Saint Teresa of Ávila. Doctor of Prayer (March 28, 1515 – October 4, 1582) At age 7 she ran away from home hoping to become a martyr for Christ, her uncle stopped her. Her life was one of Christian mysticism; she was a theologian of the contemplative life through mental prayer. She was also a prolific writer during the Counter Reformation. Yes, the Catholics actually fixed the problems which the Protestant Reformers noticed and Saint Teresa helped in this effort. During the last three years of her life, Teresa founded 17 convents. Her last words were, “My Lord, it is time to move on. Well then, may your will be done. O my Lord and my Spouse, the hour that I have longed for has come. It is time to meet one another.” She was proclaimed a Doctor of the Church in 1970.
Saint Thérèse of Lisieux. Doctor of Confidence and Missionaries (2 January 1873 – 30 September 1897) She is also known as “The Little Flower of Jesus,” one only need look at her picture to see why. She took vows and never set foot outside her Carmelite cloister after the age of seventeen. In her simplicity, she went to the essence of Christianity: God is love, suffering love, and all he asks of us is that, moment by moment, staccato second by staccato second, we purposefully open our hearts to his action within us. Her Little Way, with its radical insistence upon childlikeness and absolute love, constitutes an original and profound elaboration of gospel principles. More than 2500 churches worldwide are named in her honor. Thérèse was the most beloved patroness of the French troops in the trenches of World War I, and was declared the patroness of France, the eldest daughter of the Church, coequal with St. Joan of Arc. Therese of Lisieux is one of the patron saints of the missions, not because she ever went anywhere, but because of her special love of the missions, and the prayers and letters she gave in support of missionaries. This is reminder to all of us who feel we can do nothing, that it is the little things that keep God’s kingdom growing. She was declared a Doctor of the Church in 1997.
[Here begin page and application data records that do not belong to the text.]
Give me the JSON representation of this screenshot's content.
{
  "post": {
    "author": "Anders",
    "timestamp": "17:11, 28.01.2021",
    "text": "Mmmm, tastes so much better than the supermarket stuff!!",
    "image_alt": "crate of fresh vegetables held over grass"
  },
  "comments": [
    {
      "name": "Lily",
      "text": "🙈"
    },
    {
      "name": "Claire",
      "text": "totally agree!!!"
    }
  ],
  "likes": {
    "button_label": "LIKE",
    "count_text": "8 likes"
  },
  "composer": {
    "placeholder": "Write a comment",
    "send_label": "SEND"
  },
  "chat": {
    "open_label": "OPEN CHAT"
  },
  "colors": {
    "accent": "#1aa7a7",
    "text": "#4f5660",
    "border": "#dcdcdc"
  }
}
Saint Cecilia. On her wedding day to Valerian, she sang in her heart to the Lord and she knew she was to remain a virgin; her husband consented to this request. During the reign of Emperor Marcus Aurelius (ca. 161-180), there were persecutions and Cecilia was number among the martyrs. Officials attempted to smother her with steam, she did not die. Then they proceeded to try and cut off her head, she did not die. While she lay, she in blood she was singing praises to God. She refused to die until she received Holy Communion. She is celebrated in allMajorChristianChurcheson November 22 and is one of seven women, excluding the Theotokos, commemorated by name in the Canon of the Mass. She is the patron saint of Musicians and Church Music. Saint Cecilia reminds me of my wife, in that she sings in her heart constantly.
I would love to also mention by name the following: Saint Olympias, Saint Melania the Elder, Saint Marcella, Saint Paula, Saint Felicitas, Saint Perpetua, Saint Agatha, Saint Lucy, Saint Agnes, Saint Brigid of Ireland and Saint Anastasia. These ladies and many others truly are the Mothers of the Church. How blessed we are to have had all of them live their lives in full devotion to the Triune God! Who would you add to this list? Please let me know and share your thoughts as to why.